Excerpt from the Open University course TU100 material:
So far you have seen that data itself can be remarkably resilient; its lifetime is largely limited by the medium on which it is stored. Paper rots, magnetic disks gradually lose their coatings and even optical discs are consumed by the air. Long-term threats to our data are serious enough, but we must also consider everyday threats including:
- accidentally deleting a file or program
- losing disks, computers or memory cards
- hardware failures such as a hard disk crash
- software bugs that prevent data being written to a storage device or cause it to be corrupted as it is written
- disasters such as fire or flooding
- crimes including terrorism, theft and acts of sabotage such as hacking.
Look at the list of risks to data above. Do you think any of them apply to you and your computer?
All of the above apply to most PC users, either at home or work.
Why should we migrate data regularly, and why should we make more than one copy?

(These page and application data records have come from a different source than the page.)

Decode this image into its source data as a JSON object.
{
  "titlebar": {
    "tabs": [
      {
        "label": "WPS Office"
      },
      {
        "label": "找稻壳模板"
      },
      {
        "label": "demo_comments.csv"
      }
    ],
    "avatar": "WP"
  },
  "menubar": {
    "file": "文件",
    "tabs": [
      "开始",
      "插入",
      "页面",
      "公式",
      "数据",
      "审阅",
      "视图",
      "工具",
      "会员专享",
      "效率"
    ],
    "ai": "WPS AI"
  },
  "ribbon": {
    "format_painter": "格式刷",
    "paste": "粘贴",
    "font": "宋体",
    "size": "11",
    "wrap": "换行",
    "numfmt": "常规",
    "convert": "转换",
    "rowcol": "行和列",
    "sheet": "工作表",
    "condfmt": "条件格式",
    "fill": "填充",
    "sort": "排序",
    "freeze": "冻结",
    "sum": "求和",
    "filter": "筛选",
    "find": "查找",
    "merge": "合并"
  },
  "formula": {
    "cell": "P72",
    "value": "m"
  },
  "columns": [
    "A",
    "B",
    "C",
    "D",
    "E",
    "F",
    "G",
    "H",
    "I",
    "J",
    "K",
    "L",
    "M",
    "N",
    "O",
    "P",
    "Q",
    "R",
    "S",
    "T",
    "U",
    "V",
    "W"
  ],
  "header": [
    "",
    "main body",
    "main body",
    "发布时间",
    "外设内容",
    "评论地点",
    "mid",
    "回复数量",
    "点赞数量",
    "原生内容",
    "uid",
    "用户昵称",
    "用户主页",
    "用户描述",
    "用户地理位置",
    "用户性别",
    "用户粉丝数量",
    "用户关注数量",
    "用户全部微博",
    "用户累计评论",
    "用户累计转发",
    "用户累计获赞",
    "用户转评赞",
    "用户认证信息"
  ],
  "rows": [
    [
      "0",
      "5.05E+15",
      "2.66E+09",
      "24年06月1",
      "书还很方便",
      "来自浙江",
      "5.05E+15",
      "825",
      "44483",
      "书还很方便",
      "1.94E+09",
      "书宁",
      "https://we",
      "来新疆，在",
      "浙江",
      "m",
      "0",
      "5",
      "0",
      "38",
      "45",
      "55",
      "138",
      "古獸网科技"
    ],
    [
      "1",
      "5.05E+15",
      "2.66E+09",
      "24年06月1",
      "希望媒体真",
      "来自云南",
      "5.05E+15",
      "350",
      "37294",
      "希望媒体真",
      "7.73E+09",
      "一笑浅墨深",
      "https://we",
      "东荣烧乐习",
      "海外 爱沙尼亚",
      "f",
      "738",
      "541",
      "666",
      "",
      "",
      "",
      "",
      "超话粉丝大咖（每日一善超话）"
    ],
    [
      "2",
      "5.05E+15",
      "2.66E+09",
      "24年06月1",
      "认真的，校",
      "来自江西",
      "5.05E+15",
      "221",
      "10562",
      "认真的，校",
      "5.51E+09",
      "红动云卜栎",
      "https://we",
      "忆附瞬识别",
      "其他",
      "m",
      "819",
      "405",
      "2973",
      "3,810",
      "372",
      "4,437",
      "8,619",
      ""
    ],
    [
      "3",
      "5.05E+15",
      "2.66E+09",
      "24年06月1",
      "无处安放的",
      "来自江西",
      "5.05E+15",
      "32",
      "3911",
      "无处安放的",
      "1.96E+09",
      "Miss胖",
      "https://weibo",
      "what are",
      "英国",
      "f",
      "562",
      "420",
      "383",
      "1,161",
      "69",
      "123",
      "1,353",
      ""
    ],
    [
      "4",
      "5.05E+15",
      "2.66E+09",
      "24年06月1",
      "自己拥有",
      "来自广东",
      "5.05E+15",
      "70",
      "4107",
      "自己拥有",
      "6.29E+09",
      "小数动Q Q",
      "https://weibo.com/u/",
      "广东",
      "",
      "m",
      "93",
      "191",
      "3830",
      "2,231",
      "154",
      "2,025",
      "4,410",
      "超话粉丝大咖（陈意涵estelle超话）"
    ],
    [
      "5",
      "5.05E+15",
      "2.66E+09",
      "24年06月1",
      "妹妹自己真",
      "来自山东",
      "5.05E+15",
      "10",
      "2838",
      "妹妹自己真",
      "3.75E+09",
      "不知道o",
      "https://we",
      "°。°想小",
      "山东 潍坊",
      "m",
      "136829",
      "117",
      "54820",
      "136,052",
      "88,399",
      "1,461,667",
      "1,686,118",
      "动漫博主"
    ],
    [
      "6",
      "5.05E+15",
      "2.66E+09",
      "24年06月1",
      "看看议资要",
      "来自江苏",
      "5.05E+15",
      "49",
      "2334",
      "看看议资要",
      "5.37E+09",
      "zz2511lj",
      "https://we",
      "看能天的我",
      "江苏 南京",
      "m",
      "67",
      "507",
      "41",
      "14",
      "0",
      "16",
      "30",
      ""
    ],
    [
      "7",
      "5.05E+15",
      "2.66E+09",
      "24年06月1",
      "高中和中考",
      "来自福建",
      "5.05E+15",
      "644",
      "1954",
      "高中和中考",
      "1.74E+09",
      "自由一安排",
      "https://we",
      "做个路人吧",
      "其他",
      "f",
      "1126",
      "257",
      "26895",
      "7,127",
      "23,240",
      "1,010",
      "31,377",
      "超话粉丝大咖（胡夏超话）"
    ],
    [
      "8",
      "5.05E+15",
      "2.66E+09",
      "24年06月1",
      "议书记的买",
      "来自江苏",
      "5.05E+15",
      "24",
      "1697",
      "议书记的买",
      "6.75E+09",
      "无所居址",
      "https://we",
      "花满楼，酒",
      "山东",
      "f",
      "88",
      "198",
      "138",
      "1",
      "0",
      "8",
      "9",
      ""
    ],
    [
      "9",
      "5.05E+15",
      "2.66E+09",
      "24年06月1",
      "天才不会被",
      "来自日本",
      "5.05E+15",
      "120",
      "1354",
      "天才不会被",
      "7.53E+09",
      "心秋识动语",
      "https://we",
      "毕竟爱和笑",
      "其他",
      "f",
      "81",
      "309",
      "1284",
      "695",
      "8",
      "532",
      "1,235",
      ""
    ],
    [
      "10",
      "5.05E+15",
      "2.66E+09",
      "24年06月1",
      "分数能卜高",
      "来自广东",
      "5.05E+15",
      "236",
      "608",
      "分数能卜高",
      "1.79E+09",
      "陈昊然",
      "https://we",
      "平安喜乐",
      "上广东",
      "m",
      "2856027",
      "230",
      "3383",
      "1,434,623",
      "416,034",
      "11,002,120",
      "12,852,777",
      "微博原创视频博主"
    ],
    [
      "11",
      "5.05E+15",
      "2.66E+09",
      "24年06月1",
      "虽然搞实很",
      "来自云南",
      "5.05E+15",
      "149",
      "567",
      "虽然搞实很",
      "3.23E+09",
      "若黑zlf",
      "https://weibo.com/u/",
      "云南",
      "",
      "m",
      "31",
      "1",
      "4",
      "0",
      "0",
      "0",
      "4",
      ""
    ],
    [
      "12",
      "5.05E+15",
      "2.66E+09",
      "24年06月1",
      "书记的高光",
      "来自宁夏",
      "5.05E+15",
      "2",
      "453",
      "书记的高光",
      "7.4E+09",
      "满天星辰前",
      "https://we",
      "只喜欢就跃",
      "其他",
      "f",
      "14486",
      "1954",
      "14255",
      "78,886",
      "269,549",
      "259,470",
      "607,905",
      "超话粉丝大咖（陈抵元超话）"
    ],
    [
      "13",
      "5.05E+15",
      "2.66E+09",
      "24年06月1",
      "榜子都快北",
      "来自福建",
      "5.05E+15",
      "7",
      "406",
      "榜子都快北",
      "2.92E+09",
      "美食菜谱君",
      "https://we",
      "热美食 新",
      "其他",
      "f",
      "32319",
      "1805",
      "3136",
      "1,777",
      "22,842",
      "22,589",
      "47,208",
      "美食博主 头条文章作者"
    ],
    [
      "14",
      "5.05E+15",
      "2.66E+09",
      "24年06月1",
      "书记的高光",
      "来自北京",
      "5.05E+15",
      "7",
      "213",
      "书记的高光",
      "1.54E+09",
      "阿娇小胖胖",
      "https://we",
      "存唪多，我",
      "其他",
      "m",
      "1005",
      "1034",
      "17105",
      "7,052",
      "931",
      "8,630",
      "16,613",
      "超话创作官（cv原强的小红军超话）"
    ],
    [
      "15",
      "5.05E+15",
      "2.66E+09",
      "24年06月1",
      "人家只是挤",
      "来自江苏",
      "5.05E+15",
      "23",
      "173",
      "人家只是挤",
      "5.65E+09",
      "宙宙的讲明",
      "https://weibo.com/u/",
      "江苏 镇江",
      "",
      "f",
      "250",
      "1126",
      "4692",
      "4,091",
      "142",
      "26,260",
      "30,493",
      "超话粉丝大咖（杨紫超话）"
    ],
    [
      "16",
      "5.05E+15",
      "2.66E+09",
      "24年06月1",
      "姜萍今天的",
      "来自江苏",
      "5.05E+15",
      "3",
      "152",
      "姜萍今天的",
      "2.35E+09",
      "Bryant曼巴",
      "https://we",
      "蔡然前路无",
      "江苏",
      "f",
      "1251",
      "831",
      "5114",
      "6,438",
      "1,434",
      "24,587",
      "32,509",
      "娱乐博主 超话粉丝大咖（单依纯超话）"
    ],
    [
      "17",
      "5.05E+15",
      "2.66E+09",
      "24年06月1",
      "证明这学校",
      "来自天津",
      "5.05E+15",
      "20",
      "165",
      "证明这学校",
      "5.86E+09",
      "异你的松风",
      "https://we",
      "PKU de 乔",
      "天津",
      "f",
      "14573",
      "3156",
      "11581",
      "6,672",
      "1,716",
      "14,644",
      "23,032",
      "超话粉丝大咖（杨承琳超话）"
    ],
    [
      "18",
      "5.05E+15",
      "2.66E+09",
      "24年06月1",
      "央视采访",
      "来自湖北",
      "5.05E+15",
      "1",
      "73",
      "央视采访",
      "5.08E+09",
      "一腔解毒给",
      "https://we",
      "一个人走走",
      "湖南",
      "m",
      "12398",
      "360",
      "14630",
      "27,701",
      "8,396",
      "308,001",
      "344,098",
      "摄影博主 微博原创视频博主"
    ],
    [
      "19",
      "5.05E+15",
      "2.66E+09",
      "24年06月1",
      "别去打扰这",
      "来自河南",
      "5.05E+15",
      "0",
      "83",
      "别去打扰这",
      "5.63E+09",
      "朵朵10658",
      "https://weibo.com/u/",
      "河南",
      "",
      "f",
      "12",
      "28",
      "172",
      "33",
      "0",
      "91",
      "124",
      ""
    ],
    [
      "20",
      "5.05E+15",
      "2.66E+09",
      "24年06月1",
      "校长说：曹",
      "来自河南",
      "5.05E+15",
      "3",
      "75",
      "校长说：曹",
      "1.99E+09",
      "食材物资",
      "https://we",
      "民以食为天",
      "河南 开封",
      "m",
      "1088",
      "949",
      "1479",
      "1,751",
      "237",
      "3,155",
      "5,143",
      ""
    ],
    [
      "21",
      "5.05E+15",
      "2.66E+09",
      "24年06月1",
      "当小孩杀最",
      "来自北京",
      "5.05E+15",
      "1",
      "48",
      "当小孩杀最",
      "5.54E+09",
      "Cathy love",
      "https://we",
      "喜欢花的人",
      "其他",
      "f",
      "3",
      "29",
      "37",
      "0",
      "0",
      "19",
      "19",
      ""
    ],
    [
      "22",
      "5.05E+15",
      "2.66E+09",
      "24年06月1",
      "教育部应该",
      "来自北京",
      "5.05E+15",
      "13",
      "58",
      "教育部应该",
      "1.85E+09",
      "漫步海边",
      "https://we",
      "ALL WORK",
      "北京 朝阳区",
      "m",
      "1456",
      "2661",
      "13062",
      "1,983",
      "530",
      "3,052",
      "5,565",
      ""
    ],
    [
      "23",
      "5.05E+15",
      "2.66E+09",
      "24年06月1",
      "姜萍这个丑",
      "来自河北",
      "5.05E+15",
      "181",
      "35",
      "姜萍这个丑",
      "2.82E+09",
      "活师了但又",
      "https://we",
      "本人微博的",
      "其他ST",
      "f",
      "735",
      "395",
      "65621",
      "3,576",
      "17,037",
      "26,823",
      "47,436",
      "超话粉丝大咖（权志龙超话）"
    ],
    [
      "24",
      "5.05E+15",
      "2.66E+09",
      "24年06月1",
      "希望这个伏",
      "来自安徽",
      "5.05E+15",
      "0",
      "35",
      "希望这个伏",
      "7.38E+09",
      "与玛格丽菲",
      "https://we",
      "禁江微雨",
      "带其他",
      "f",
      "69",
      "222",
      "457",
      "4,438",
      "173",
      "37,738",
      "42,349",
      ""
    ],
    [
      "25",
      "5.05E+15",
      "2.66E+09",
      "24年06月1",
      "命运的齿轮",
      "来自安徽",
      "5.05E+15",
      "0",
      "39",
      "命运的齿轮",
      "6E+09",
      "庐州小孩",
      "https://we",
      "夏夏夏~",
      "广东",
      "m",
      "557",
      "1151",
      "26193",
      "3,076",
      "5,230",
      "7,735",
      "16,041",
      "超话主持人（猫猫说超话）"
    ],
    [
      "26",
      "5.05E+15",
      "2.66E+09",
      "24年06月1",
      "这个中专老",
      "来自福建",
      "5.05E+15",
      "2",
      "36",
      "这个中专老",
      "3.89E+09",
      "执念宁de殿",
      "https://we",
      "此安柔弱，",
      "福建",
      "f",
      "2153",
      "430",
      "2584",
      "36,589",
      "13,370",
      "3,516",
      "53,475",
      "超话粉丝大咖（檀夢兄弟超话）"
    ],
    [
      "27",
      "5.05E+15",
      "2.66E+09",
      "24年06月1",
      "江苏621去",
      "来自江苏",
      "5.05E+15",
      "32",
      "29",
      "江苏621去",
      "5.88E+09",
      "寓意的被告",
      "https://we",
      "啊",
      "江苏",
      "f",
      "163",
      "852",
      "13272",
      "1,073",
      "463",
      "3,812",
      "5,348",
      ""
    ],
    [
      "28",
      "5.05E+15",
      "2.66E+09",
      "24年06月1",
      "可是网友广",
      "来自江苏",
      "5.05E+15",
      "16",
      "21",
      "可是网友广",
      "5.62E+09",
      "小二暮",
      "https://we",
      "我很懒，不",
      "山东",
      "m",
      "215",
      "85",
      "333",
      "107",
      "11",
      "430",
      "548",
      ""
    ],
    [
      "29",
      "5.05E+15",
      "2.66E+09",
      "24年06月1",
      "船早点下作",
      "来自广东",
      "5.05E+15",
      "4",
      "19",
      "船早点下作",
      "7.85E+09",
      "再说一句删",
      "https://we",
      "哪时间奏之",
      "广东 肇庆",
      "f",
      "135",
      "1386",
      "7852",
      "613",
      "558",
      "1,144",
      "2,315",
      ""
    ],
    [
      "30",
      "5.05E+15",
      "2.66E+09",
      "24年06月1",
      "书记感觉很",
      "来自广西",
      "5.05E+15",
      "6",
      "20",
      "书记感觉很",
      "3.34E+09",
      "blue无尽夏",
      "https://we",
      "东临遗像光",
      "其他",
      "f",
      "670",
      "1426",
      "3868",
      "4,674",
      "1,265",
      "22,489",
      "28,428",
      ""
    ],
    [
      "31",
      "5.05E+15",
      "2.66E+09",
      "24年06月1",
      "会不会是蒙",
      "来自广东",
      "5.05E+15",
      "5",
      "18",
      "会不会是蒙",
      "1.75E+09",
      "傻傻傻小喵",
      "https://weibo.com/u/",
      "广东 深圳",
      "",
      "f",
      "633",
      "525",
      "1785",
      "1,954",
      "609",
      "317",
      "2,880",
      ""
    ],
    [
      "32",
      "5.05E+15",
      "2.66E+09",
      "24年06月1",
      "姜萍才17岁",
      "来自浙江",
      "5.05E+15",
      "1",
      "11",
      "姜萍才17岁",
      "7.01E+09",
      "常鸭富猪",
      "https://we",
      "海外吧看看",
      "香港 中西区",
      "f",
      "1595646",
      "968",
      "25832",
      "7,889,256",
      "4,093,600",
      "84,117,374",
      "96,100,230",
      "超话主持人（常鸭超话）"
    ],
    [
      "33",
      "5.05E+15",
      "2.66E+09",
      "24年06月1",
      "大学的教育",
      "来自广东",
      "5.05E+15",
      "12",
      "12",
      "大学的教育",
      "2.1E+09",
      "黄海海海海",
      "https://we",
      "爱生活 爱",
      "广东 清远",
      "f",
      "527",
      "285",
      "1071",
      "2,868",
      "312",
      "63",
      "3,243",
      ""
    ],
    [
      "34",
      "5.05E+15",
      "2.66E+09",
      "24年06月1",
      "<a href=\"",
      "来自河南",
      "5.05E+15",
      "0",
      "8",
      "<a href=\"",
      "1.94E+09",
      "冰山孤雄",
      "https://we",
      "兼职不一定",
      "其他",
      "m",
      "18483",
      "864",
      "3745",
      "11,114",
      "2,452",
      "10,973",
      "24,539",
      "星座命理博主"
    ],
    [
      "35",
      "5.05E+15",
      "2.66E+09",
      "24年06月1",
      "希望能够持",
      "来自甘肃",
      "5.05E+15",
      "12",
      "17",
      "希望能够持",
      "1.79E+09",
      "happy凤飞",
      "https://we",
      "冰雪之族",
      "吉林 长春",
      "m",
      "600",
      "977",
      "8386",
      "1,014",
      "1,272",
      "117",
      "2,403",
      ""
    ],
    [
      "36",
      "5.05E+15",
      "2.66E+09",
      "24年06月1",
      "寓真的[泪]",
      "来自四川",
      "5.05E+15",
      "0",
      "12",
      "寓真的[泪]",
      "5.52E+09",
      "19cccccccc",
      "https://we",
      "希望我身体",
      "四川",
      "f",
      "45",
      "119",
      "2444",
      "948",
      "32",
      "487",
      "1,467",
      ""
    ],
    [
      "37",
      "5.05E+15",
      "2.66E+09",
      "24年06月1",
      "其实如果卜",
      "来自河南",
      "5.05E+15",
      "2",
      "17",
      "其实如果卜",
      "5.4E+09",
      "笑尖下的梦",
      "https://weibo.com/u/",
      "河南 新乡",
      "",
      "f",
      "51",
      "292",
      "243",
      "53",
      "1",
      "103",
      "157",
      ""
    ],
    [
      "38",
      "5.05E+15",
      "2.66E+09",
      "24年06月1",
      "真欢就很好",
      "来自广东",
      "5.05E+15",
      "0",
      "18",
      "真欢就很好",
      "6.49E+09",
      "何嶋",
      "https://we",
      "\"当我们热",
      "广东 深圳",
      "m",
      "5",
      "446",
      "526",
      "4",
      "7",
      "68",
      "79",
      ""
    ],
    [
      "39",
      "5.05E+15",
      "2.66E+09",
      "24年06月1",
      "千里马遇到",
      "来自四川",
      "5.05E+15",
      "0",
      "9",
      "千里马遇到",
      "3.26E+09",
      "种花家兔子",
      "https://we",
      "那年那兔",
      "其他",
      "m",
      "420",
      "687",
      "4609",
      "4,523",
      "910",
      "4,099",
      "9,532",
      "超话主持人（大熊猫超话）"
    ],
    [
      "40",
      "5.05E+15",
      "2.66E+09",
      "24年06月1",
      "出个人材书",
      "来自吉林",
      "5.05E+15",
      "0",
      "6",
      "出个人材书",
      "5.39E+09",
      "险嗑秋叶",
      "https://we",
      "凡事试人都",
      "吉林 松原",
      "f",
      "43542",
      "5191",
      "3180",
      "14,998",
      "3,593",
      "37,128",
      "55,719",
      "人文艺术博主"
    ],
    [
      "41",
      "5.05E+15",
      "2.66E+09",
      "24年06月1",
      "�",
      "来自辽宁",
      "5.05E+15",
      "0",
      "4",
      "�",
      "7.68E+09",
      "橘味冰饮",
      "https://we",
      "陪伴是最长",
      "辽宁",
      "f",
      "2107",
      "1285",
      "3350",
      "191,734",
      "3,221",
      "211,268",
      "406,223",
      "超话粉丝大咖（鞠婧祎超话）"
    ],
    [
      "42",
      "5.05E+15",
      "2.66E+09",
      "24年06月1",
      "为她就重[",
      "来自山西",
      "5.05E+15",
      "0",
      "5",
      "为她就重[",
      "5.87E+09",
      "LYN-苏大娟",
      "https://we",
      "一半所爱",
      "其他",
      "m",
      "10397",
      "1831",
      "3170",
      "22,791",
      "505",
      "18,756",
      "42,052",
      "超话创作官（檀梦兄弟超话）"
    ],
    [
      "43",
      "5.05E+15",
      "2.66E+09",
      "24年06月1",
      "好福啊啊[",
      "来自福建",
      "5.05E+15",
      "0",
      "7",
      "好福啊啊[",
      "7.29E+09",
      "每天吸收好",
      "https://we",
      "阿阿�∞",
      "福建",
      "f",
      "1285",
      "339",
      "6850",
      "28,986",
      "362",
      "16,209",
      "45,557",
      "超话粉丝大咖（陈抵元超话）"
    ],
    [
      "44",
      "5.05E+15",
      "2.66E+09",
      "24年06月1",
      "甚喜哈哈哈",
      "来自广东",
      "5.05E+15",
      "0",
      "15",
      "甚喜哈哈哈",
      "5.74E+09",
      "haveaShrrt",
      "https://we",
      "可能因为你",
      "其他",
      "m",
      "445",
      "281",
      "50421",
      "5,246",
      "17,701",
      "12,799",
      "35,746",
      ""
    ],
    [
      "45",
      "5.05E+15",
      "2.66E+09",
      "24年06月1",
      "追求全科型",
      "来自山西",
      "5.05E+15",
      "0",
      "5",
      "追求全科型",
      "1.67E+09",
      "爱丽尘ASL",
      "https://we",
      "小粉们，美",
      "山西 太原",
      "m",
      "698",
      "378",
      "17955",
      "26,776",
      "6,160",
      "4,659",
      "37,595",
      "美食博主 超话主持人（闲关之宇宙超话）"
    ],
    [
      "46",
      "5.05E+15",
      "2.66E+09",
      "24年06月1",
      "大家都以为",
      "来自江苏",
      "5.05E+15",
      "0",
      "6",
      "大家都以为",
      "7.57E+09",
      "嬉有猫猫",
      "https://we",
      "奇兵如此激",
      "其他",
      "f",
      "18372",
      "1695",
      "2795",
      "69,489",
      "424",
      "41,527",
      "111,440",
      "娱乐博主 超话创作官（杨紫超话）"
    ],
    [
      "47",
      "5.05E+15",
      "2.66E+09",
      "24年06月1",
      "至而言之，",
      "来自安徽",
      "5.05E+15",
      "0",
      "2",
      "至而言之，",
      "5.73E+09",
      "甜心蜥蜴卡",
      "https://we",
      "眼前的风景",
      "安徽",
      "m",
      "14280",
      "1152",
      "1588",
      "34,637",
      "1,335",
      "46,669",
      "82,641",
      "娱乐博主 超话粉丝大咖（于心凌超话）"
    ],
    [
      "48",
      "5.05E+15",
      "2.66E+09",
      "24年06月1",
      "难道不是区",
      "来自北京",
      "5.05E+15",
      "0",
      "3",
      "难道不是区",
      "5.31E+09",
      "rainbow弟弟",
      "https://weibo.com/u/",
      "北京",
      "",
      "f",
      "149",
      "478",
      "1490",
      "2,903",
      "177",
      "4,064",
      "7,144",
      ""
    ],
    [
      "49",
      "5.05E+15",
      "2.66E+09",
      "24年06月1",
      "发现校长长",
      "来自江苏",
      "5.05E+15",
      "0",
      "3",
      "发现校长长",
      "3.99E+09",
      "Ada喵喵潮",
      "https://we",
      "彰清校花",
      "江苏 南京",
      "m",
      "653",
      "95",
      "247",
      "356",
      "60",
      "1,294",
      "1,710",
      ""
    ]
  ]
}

Migrating data makes sure that the backup copy is relatively new, minimising the risk of it having degraded over time, and keepign any changes to the data stored to ( such as additions to your personal files, or updates to a companies trading hiistory ). Having multiple backups also helps add a layer of redundancy too the data too, and using different media would help to preserve the data against the different shorcomings of the storage media.